It amuses me on a daily basis.
Roger C. Miller
In 2004 he activated more “hand-drawing” to the pieces. These are referred to as Scrawls, as they generally are done quickly, and usually incorporate Frottage as well – hence “Scrawl/Frottages”. The one he did of Pete while Burma was in Seattle is certainly one of the most satisfying of this series, and was used on a Mission of Burma t-shirt in 2010 – and sold quite well!
His work has been included in many shows, both solo and group, and he has sold numerous pieces. Frottage drawings were used as cover art for the Mission of Burma 45 Dirt/Falling; the Monsoon CD (Lee Ranaldo, William Hooker, Roger Miller); Benjamin Miller’s LAYERS CD; a Sci-Fi Convention booklet cover; and the cover for “To the Teeth/To the Hilt”, an LP by the Canadian band Headfirst . Pre-Frottage drawings were used on his solo piano CD “The Benevolent Disruptive Ray”, and the Sproton Layer booklet (for the 2011 World of Sound release) incorporates many of his Ozonic Era (1969/1970) drawings.
He continues to draw, though his ability to compose music in his laptop has taken up much of that energy.
One-person show.
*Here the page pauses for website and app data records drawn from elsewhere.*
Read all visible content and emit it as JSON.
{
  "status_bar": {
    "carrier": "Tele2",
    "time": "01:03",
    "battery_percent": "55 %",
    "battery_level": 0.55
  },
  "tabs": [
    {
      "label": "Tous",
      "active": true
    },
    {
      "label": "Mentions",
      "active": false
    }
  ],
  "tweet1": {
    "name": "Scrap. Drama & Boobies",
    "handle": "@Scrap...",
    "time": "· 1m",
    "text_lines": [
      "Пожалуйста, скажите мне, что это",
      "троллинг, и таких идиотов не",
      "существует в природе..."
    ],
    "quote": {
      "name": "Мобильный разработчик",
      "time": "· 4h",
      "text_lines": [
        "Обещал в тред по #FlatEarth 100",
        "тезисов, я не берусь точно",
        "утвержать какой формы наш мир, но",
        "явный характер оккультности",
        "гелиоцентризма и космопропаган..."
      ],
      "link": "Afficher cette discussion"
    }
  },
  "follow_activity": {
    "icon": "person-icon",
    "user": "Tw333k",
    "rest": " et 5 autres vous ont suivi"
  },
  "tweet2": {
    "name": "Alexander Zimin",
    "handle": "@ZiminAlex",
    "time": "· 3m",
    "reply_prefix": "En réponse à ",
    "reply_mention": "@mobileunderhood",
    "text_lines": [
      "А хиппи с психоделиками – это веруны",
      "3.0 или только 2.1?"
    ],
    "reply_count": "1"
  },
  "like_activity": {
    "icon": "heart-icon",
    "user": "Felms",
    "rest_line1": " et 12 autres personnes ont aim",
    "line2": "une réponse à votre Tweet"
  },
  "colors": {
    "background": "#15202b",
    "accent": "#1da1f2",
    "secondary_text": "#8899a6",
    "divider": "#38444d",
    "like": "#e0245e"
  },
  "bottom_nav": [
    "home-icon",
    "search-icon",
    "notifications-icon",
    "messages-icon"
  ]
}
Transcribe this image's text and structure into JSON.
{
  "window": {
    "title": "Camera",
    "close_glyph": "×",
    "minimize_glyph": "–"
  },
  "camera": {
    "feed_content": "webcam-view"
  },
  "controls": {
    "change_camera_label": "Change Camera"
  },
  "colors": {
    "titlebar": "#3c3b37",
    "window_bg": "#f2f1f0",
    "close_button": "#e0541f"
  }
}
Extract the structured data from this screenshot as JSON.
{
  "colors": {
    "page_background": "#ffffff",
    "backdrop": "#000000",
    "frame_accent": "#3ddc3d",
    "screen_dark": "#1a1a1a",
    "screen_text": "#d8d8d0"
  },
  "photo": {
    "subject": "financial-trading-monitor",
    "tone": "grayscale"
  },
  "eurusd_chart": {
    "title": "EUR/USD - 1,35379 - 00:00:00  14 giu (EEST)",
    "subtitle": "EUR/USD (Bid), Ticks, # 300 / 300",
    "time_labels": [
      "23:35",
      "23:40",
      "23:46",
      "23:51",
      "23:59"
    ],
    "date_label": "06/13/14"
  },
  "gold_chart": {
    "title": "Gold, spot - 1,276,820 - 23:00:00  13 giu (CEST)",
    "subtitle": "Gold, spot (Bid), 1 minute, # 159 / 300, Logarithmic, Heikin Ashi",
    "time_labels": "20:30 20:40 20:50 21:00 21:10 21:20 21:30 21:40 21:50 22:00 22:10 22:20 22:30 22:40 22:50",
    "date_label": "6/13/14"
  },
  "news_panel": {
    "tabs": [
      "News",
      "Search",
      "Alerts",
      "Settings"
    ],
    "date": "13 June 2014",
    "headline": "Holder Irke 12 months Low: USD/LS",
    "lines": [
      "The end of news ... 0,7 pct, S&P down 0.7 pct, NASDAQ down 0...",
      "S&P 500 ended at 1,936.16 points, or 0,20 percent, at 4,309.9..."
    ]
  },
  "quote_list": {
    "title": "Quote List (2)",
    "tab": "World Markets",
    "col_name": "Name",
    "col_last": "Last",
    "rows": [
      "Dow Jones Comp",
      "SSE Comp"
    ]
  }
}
Milton Art Center, Milton, MA.
25 frottages of many sizes (color and b+w).
Solo “Unplugged” guitar performance.
March 7 – 28.
One-person show. ZuZus Gallery at Middle East, Cambridge.
20 frottages of many sizes (color and b+w).
Binary System performed opening night.
Nov.20 – Jan.5, 2006.
One-person show. The Abaton Garage Jersey City, New Jersey.
20 Frottages (color and b+w) and a folder of abstract photographs by the artist.
M2 performed opening night.
Dec. 2001 – Jan.2005.
Fifteen drawings included in “the Boston Drawing Project” at the Bernard Toale Gallery in Boston, MA (b+w).
April 20 – May 18.
Group Show: Monochrome. Alternate Currents presents at Space 200, Boston, MA
Curated by James Manning.
6 Frottage drawings shown (b+w).
March 10 – Apr.3.
Featured artist in the “Climbing the Walls” Show at the JP Art Market Gallery, JP, MA.
14 Frottage Drawings of various sizes (color and b+w).
Jan.27 – Mar.2.
“From the Epicenter” – a show of works by Roger Miller and Joanne Kaliontzis at the Paradise Lounge Gallery, Boston, MA.
Over 40 works by Roger Miller, including frottage drawings, photographs, drawings from album artwork (color and b+w).
Opening night music by The Binary System.
May: A frottage drawing was used for the cover of the Mission of Burma 45: Dirt/Falling (Matador Records).
Sept.: A frottage drawing was commissioned for the cover of an LP by Headfirst (Canadian Records).
Oct.: A frottage drawing appears on the cover of the CD “Monsoon” by Lee Ranaldo/William Hooker/Roger Miller (Atavistic Records).
Sept.: Previewing a concert by M2 there was an article in “The Weekly Dig” featuring three frottage drawings and an interview with Roger on his drawing techniques and attitude.
Feb.6 – Mar.1.
Group show: “Between Rock and an Art Place” show – rock musicians who also “do art”.
The Zeitgeist Gallery in Cambridge, MA.
10 frottage drawings shown.
A feature article on Roger Miller as a frottage artist appeared in the Boston Phoenix for this show, and the drawing “9/1/02 Telluride, CO” was reproduced in the Boston Globe.